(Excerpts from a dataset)

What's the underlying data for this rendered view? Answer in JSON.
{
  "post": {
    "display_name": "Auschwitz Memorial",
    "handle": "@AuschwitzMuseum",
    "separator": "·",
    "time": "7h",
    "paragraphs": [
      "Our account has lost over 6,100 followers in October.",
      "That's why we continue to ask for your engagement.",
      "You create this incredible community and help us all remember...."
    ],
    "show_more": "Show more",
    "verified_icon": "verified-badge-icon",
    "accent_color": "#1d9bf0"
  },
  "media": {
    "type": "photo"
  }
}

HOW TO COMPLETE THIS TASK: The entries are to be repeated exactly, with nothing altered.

WRITTEN ANSWER:
What's the underlying data for this rendered view? Answer in JSON.
{
  "post": {
    "display_name": "Auschwitz Memorial",
    "handle": "@AuschwitzMuseum",
    "separator": "·",
    "time": "7h",
    "paragraphs": [
      "Our account has lost over 6,100 followers in October.",
      "That's why we continue to ask for your engagement.",
      "You create this incredible community and help us all remember...."
    ],
    "show_more": "Show more",
    "verified_icon": "verified-badge-icon",
    "accent_color": "#1d9bf0"
  },
  "media": {
    "type": "photo"
  }
}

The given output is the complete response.